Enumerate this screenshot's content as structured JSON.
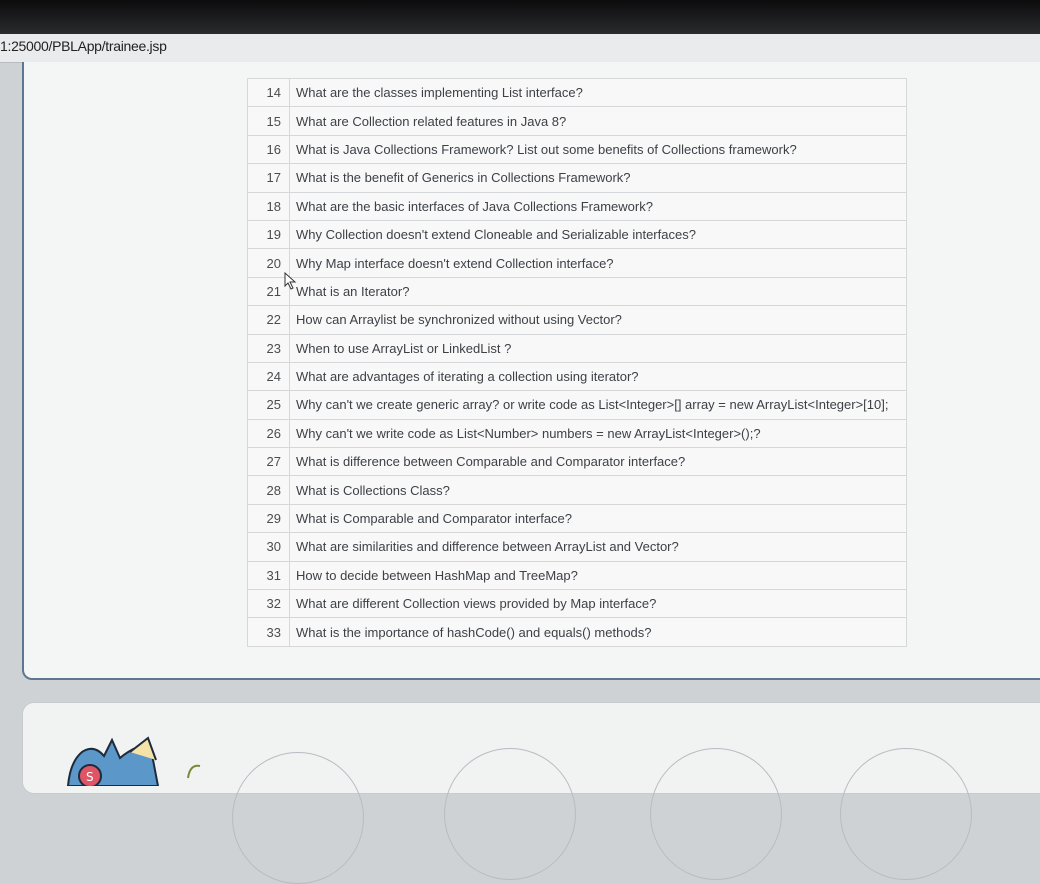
{
  "address_bar": {
    "url": "1:25000/PBLApp/trainee.jsp"
  },
  "questions": [
    {
      "num": "14",
      "text": "What are the classes implementing List interface?"
    },
    {
      "num": "15",
      "text": "What are Collection related features in Java 8?"
    },
    {
      "num": "16",
      "text": "What is Java Collections Framework? List out some benefits of Collections framework?"
    },
    {
      "num": "17",
      "text": "What is the benefit of Generics in Collections Framework?"
    },
    {
      "num": "18",
      "text": "What are the basic interfaces of Java Collections Framework?"
    },
    {
      "num": "19",
      "text": "Why Collection doesn't extend Cloneable and Serializable interfaces?"
    },
    {
      "num": "20",
      "text": "Why Map interface doesn't extend Collection interface?"
    },
    {
      "num": "21",
      "text": "What is an Iterator?"
    },
    {
      "num": "22",
      "text": "How can Arraylist be synchronized without using Vector?"
    },
    {
      "num": "23",
      "text": "When to use ArrayList or LinkedList ?"
    },
    {
      "num": "24",
      "text": "What are advantages of iterating a collection using iterator?"
    },
    {
      "num": "25",
      "text": "Why can't we create generic array? or write code as List<Integer>[] array = new ArrayList<Integer>[10];"
    },
    {
      "num": "26",
      "text": "Why can't we write code as List<Number> numbers = new ArrayList<Integer>();?"
    },
    {
      "num": "27",
      "text": "What is difference between Comparable and Comparator interface?"
    },
    {
      "num": "28",
      "text": "What is Collections Class?"
    },
    {
      "num": "29",
      "text": "What is Comparable and Comparator interface?"
    },
    {
      "num": "30",
      "text": "What are similarities and difference between ArrayList and Vector?"
    },
    {
      "num": "31",
      "text": "How to decide between HashMap and TreeMap?"
    },
    {
      "num": "32",
      "text": "What are different Collection views provided by Map interface?"
    },
    {
      "num": "33",
      "text": "What is the importance of hashCode() and equals() methods?"
    }
  ],
  "icons": {
    "cursor": "mouse-pointer-icon",
    "sticker": "cartoon-sticker-icon"
  }
}
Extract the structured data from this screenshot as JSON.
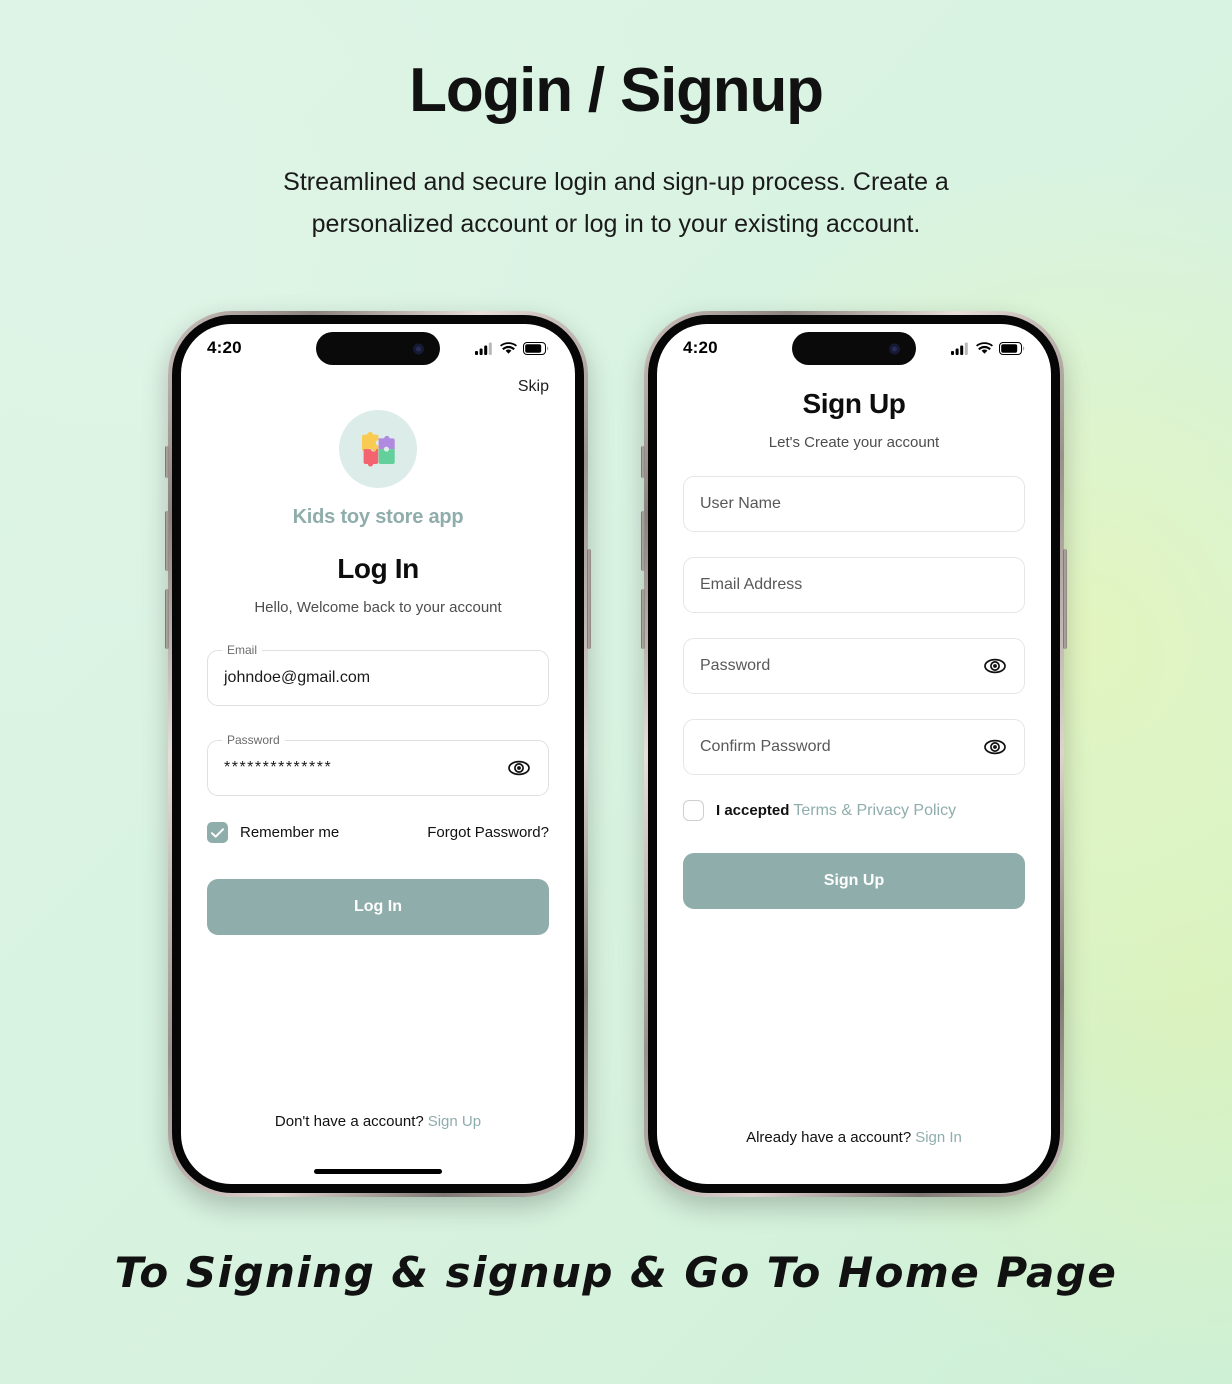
{
  "page": {
    "title": "Login / Signup",
    "subtitle": "Streamlined and secure login and sign-up process. Create a personalized account or log in to your existing account.",
    "footer_caption": "To Signing & signup & Go To Home Page"
  },
  "colors": {
    "accent": "#8fadab",
    "background_start": "#ddf4e5",
    "background_end": "#cdf0d6",
    "logo_bg": "#dcece8",
    "text_primary": "#111111",
    "text_muted": "#4d4d4d"
  },
  "status_bar": {
    "time": "4:20",
    "signal_icon": "cellular-signal-icon",
    "wifi_icon": "wifi-icon",
    "battery_icon": "battery-icon"
  },
  "login_screen": {
    "skip_label": "Skip",
    "logo_icon": "puzzle-pieces-logo-icon",
    "brand_name": "Kids toy store app",
    "title": "Log In",
    "subtitle": "Hello, Welcome back to your account",
    "fields": [
      {
        "label": "Email",
        "value": "johndoe@gmail.com",
        "name": "email-field",
        "has_eye": false
      },
      {
        "label": "Password",
        "value": "**************",
        "name": "password-field",
        "has_eye": true,
        "eye_icon": "eye-icon"
      }
    ],
    "remember_me_label": "Remember me",
    "remember_me_checked": true,
    "forgot_password_label": "Forgot Password?",
    "submit_label": "Log In",
    "bottom_prompt": "Don't have a account?",
    "bottom_link": "Sign Up"
  },
  "signup_screen": {
    "title": "Sign Up",
    "subtitle": "Let's Create your account",
    "fields": [
      {
        "placeholder": "User Name",
        "name": "username-field",
        "has_eye": false
      },
      {
        "placeholder": "Email Address",
        "name": "email-field",
        "has_eye": false
      },
      {
        "placeholder": "Password",
        "name": "password-field",
        "has_eye": true,
        "eye_icon": "eye-icon"
      },
      {
        "placeholder": "Confirm Password",
        "name": "confirm-password-field",
        "has_eye": true,
        "eye_icon": "eye-icon"
      }
    ],
    "terms_prefix": "I accepted",
    "terms_link": "Terms & Privacy Policy",
    "terms_checked": false,
    "submit_label": "Sign Up",
    "bottom_prompt": "Already have a account?",
    "bottom_link": "Sign In"
  }
}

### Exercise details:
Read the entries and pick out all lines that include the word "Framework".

### Exercise response:
      "text": "What is Java Collections Framework? List out some benefits of Collections framework?"
      "text": "What is the benefit of Generics in Collections Framework?"
      "text": "What are the basic interfaces of Java Collections Framework?"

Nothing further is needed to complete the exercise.